Meanwhile, on the buses, revenue inspectors Alex and Babs are questioning a woman who has failed to tap in. She is asked to leave the bus and, angrily denying she’s done anything wrong, accuses Babs of making her late. “No I haven’t. You’ve made yourself late,” replies Babs with impeccable good manners. As the woman has no previous record of fare dodging she is issued with a £40 penalty fare but won’t be prosecuted.

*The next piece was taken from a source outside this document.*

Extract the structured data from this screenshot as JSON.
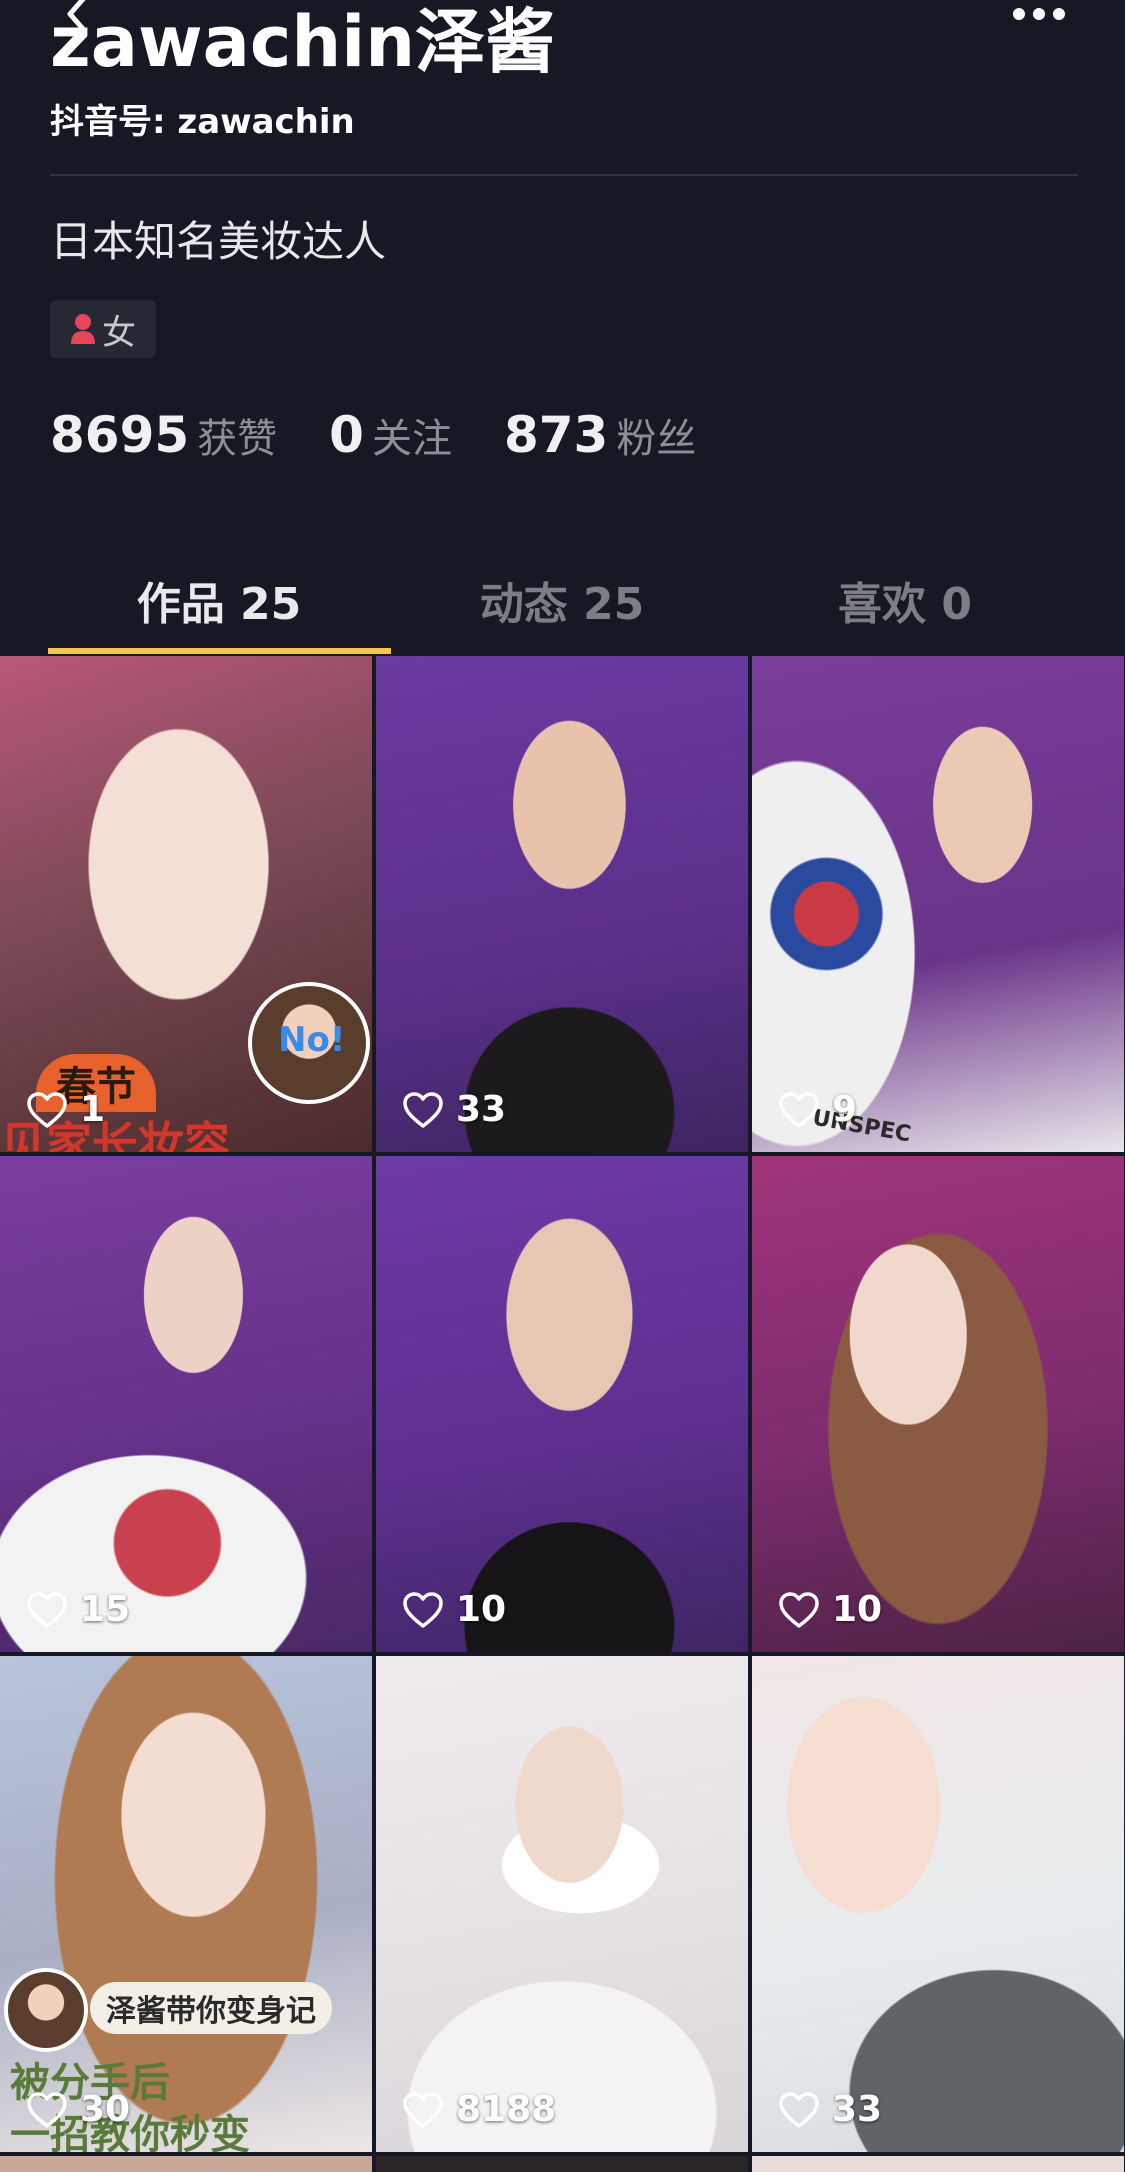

The programme, which tracks several other fare dodgers, shows us not only the shocking scale of the criminality that operates daily on TfL but what these revenue inspectors, revealed here as unsung heroes, have to put up with. They are shouted at, sworn at, abused and even occasionally threatened with violence by these dreadful people yet they remain polite and calm.
Cool heads certainly come in handy when bus revenue inspectors Thomas and Yaw question a passenger who not only refuses to give his name and address but, as he makes a run for it, appears to have a weapon in his backpack.
“Could you do me a Code Red, please?” Thomas asks the driver, urgently. Suddenly, police cars are arriving and a full-scale chase for the man is underway. “Knife crime is an epidemic right now,” Thomas says.
“It takes that one person who’s got that weapon on him and who’s not in that right state of mind, or thinks he’s been disrespected, and we can be … you know, not going home.” He pauses ruefully. “We stay safe every day. Or we try to, anyway.”
Fare Dodgers: At War With The Law is on Channel 5, 9pm tonight